Michael Barone, Washington Examiner
“If a dozen drones or missiles can do the kind of damage to the world economy as did those fired on Saturday—shutting down about 6 percent of world oil production—imagine what a U.S.-Iran-Saudi war would do to the world economy. In recent decades, the U.S. has sold the Saudis hundreds of billions of dollars of military equipment. Did our weapons sales carry a guarantee that we will also come and fight alongside the kingdom if it gets into a war with its neighbors?… the nation does not want another war. How we avoid it, however, is becoming difficult to see. John Bolton may be gone from the West Wing, but his soul is marching on.”
Patrick Buchanan, The American Conservative
Others note, “I’d hate to be a Democratic member of Congress trying to convince Joe Sixpack that this is a whole new ballgame. The transcript shows Trump being Trump and Ukrainian president Volodymyr Zelensky trying to ingratiate himself with the big dog by, for instance, mentioning that he stays at Trump hotels.
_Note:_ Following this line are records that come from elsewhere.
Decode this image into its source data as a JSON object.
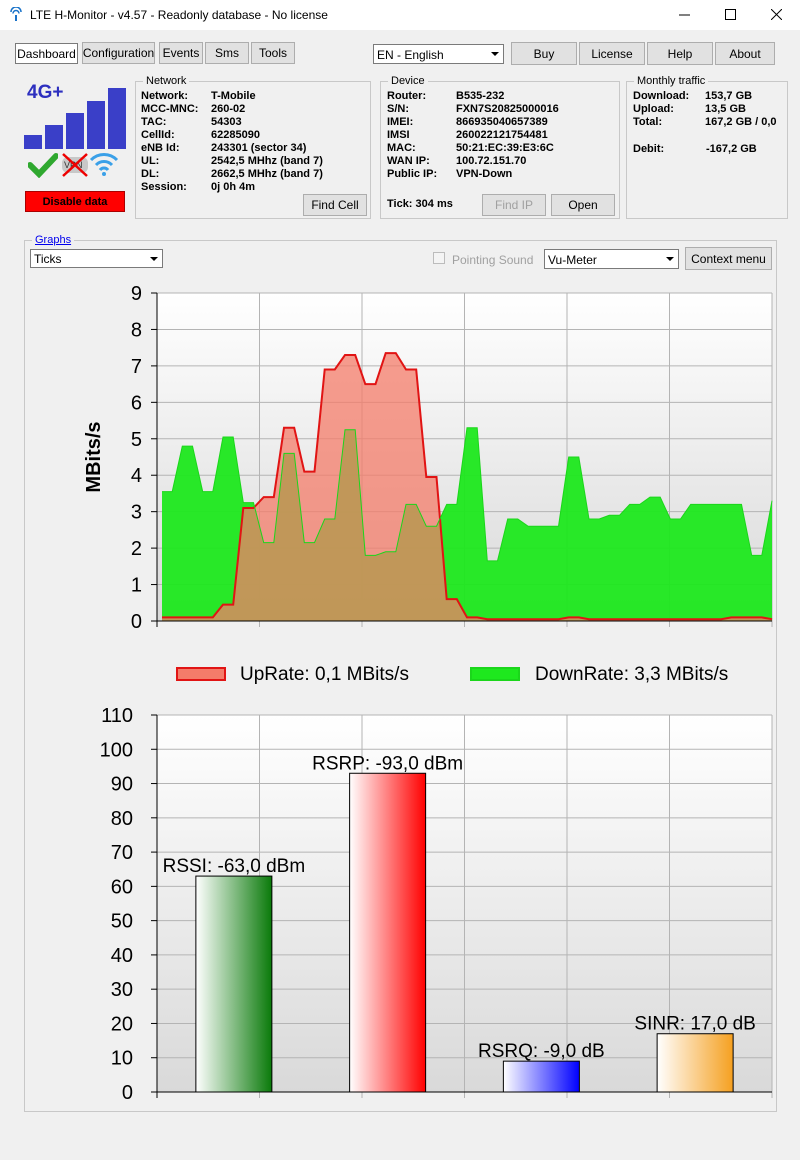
{
  "window": {
    "title": "LTE H-Monitor - v4.57 - Readonly database - No license"
  },
  "tabs": [
    {
      "label": "Dashboard",
      "active": true
    },
    {
      "label": "Configuration"
    },
    {
      "label": "Events"
    },
    {
      "label": "Sms"
    },
    {
      "label": "Tools"
    }
  ],
  "toolbar": {
    "language": "EN - English",
    "buy": "Buy",
    "license": "License",
    "help": "Help",
    "about": "About"
  },
  "status_icon": {
    "label": "4G+",
    "vpn": "VPN",
    "disable_button": "Disable data"
  },
  "network": {
    "legend": "Network",
    "fields": [
      {
        "k": "Network:",
        "v": "T-Mobile"
      },
      {
        "k": "MCC-MNC:",
        "v": "260-02"
      },
      {
        "k": "TAC:",
        "v": "54303"
      },
      {
        "k": "CellId:",
        "v": "62285090"
      },
      {
        "k": "eNB Id:",
        "v": "243301 (sector 34)"
      },
      {
        "k": "UL:",
        "v": "2542,5 MHhz (band 7)"
      },
      {
        "k": "DL:",
        "v": "2662,5 MHhz (band 7)"
      },
      {
        "k": "Session:",
        "v": "0j 0h 4m"
      }
    ],
    "find_cell": "Find Cell"
  },
  "device": {
    "legend": "Device",
    "fields": [
      {
        "k": "Router:",
        "v": "B535-232"
      },
      {
        "k": "S/N:",
        "v": "FXN7S20825000016"
      },
      {
        "k": "IMEI:",
        "v": "866935040657389"
      },
      {
        "k": "IMSI",
        "v": "260022121754481"
      },
      {
        "k": "MAC:",
        "v": "50:21:EC:39:E3:6C"
      },
      {
        "k": "WAN IP:",
        "v": "100.72.151.70"
      },
      {
        "k": "Public IP:",
        "v": "VPN-Down"
      }
    ],
    "tick": "Tick: 304 ms",
    "find_ip": "Find IP",
    "open": "Open"
  },
  "monthly": {
    "legend": "Monthly traffic",
    "fields": [
      {
        "k": "Download:",
        "v": "153,7 GB"
      },
      {
        "k": "Upload:",
        "v": "13,5 GB"
      },
      {
        "k": "Total:",
        "v": "167,2 GB / 0,0"
      }
    ],
    "debit_k": "Debit:",
    "debit_v": "-167,2 GB"
  },
  "graphs": {
    "legend": "Graphs",
    "mode": "Ticks",
    "pointing_sound": "Pointing Sound",
    "meter": "Vu-Meter",
    "context_menu": "Context menu"
  },
  "colors": {
    "up": "#f47c6a",
    "up_line": "#e11414",
    "down": "#1ee81e",
    "down_line": "#1bd61b",
    "overlap": "#d2884a"
  },
  "chart_data": [
    {
      "type": "area",
      "ylabel": "MBits/s",
      "ylim": [
        0,
        9
      ],
      "yticks": [
        "0",
        "1",
        "2",
        "3",
        "4",
        "5",
        "6",
        "7",
        "8",
        "9"
      ],
      "series": [
        {
          "name": "UpRate: 0,1 MBits/s",
          "values": [
            0.1,
            0.1,
            0.1,
            0.1,
            0.1,
            0.1,
            0.45,
            0.45,
            3.1,
            3.1,
            3.4,
            3.4,
            5.3,
            5.3,
            4.1,
            4.1,
            6.9,
            6.9,
            7.3,
            7.3,
            6.5,
            6.5,
            7.35,
            7.35,
            6.9,
            6.9,
            3.95,
            3.95,
            0.6,
            0.6,
            0.1,
            0.1,
            0.05,
            0.05,
            0.05,
            0.05,
            0.05,
            0.05,
            0.05,
            0.05,
            0.1,
            0.1,
            0.05,
            0.05,
            0.05,
            0.05,
            0.05,
            0.05,
            0.05,
            0.05,
            0.05,
            0.05,
            0.05,
            0.05,
            0.05,
            0.05,
            0.1,
            0.1,
            0.1,
            0.1,
            0.05
          ]
        },
        {
          "name": "DownRate: 3,3 MBits/s",
          "values": [
            3.55,
            3.55,
            4.8,
            4.8,
            3.55,
            3.55,
            5.05,
            5.05,
            3.25,
            3.25,
            2.15,
            2.15,
            4.6,
            4.6,
            2.15,
            2.15,
            2.8,
            2.8,
            5.25,
            5.25,
            1.8,
            1.8,
            1.9,
            1.9,
            3.2,
            3.2,
            2.6,
            2.6,
            3.2,
            3.2,
            5.3,
            5.3,
            1.65,
            1.65,
            2.8,
            2.8,
            2.6,
            2.6,
            2.6,
            2.6,
            4.5,
            4.5,
            2.8,
            2.8,
            2.9,
            2.9,
            3.2,
            3.2,
            3.4,
            3.4,
            2.8,
            2.8,
            3.2,
            3.2,
            3.2,
            3.2,
            3.2,
            3.2,
            1.8,
            1.8,
            3.3
          ]
        }
      ]
    },
    {
      "type": "bar",
      "ylim": [
        0,
        110
      ],
      "yticks": [
        "0",
        "10",
        "20",
        "30",
        "40",
        "50",
        "60",
        "70",
        "80",
        "90",
        "100",
        "110"
      ],
      "bars": [
        {
          "label": "RSSI: -63,0 dBm",
          "value": 63,
          "color": "#0a7a0a"
        },
        {
          "label": "RSRP: -93,0 dBm",
          "value": 93,
          "color": "#ff0000"
        },
        {
          "label": "RSRQ: -9,0 dB",
          "value": 9,
          "color": "#0000ff"
        },
        {
          "label": "SINR: 17,0 dB",
          "value": 17,
          "color": "#f5a020"
        }
      ]
    }
  ]
}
Trump’s conversation is typically scattershot, wandering all over the field, leaving a reasonable listener puzzled about what the takeaways are supposed to be…
“I think Joe Sixpack’s response is going to be a hearty shrug. After all that has emerged about Trump so far, his approval rating is closely tracking Obama’s approval at the same point in his presidency. To get Mr. Sixpack’s attention you are going to have to do better than this.”
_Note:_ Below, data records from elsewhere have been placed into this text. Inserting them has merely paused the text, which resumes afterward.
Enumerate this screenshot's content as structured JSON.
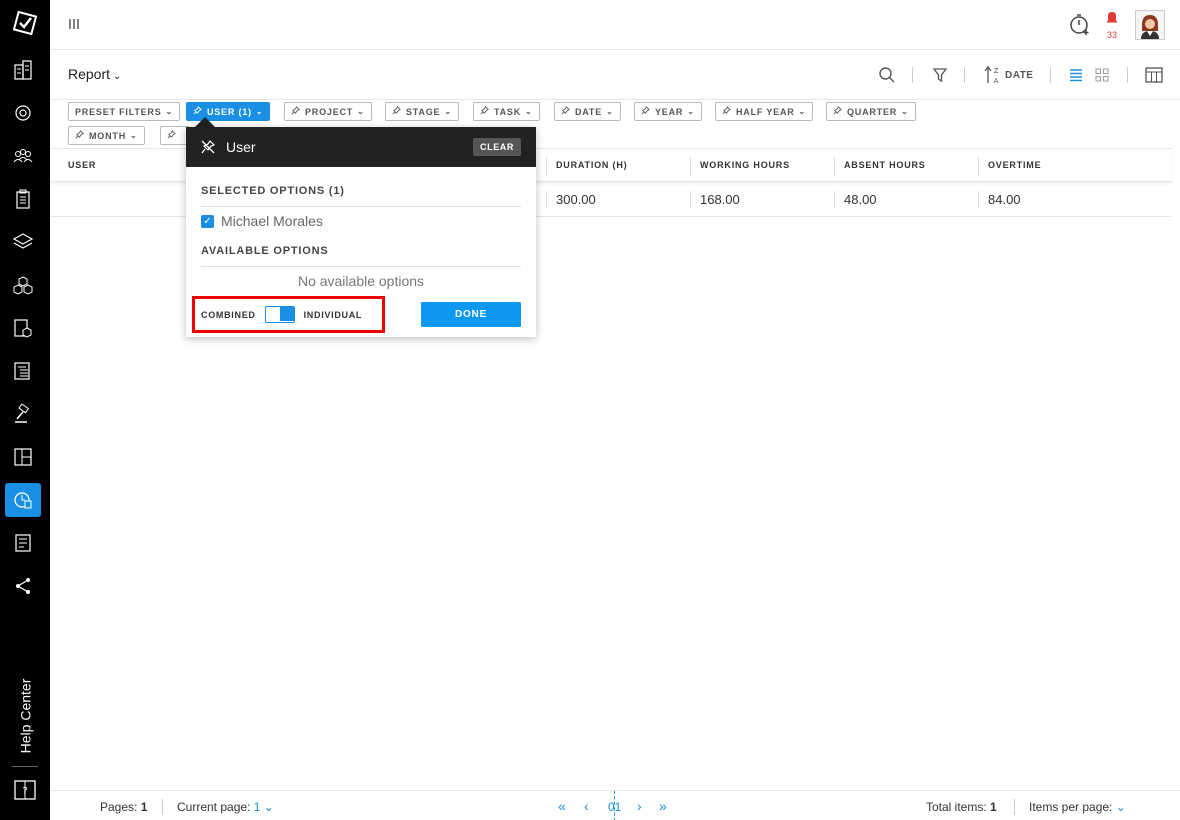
{
  "sidebar": {
    "help_center_label": "Help Center",
    "icons": [
      "buildings-icon",
      "settings-building-icon",
      "people-icon",
      "clipboard-icon",
      "layers-icon",
      "cubes-icon",
      "document-cube-icon",
      "sitemap-document-icon",
      "gavel-icon",
      "layout-icon",
      "time-report-icon",
      "ledger-icon",
      "share-icon"
    ],
    "active_icon": "time-report-icon"
  },
  "topbar": {
    "notification_count": "33"
  },
  "toolbar": {
    "report_label": "Report",
    "sort_label": "DATE"
  },
  "filters": [
    {
      "label": "PRESET FILTERS",
      "has_pin": false,
      "active": false
    },
    {
      "label": "USER (1)",
      "has_pin": true,
      "active": true
    },
    {
      "label": "PROJECT",
      "has_pin": true,
      "active": false
    },
    {
      "label": "STAGE",
      "has_pin": true,
      "active": false
    },
    {
      "label": "TASK",
      "has_pin": true,
      "active": false
    },
    {
      "label": "DATE",
      "has_pin": true,
      "active": false
    },
    {
      "label": "YEAR",
      "has_pin": true,
      "active": false
    },
    {
      "label": "HALF YEAR",
      "has_pin": true,
      "active": false
    },
    {
      "label": "QUARTER",
      "has_pin": true,
      "active": false
    },
    {
      "label": "MONTH",
      "has_pin": true,
      "active": false
    }
  ],
  "table": {
    "columns": [
      "USER",
      "DURATION (H)",
      "WORKING HOURS",
      "ABSENT HOURS",
      "OVERTIME"
    ],
    "rows": [
      {
        "duration": "300.00",
        "working": "168.00",
        "absent": "48.00",
        "overtime": "84.00"
      }
    ]
  },
  "popup": {
    "title": "User",
    "clear_label": "CLEAR",
    "selected_title": "SELECTED OPTIONS (1)",
    "selected_options": [
      "Michael Morales"
    ],
    "available_title": "AVAILABLE OPTIONS",
    "no_options_text": "No available options",
    "combined_label": "COMBINED",
    "individual_label": "INDIVIDUAL",
    "done_label": "DONE",
    "toggle_state": "individual"
  },
  "footer": {
    "pages_label": "Pages:",
    "pages_value": "1",
    "current_page_label": "Current page:",
    "current_page_value": "1",
    "page_indicator": "01",
    "total_items_label": "Total items:",
    "total_items_value": "1",
    "items_per_page_label": "Items per page:"
  },
  "colors": {
    "accent": "#1a8fe3",
    "sidebar_bg": "#000000",
    "highlight_border": "#e00000",
    "notification": "#e53935"
  }
}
Kyle Smith, National Review
“President Trump should be happy. As much as Warren is articulate, obviously intelligent, and energetically supported by Democrats, she would also be far easier to defeat than Joe Biden… Considering Trump's economy, the president is well placed to defeat Warren.”
Tom Rogan, Washington Examiner
A libertarian's take
“Why did Modi pick this moment to do something so radical? Violence in Kashmir had been trending downwards for the last year, after all. The main reason, besides President Donald Trump's alarming offer to mediate a settlement, is that he wanted a distraction from India's mounting economic woes. India's GDP growth dropped from over 8 percent to 5.8 percent over the last year, and it is widely expected to dip further. Just as ominous has been the crash in consumer demand. India's usual problem has been an insufficient supply to meet its voracious appetite for vehicles, cell phones, and other similar goods. But sales figures for all consumer goods have posted a precipitous decline, slamming businesses that are dramatically scaling back investments.”
Shikha Dalmia, Reason
Canadians play an impromptu hockey game in the middle of the highway while stuck in traffic.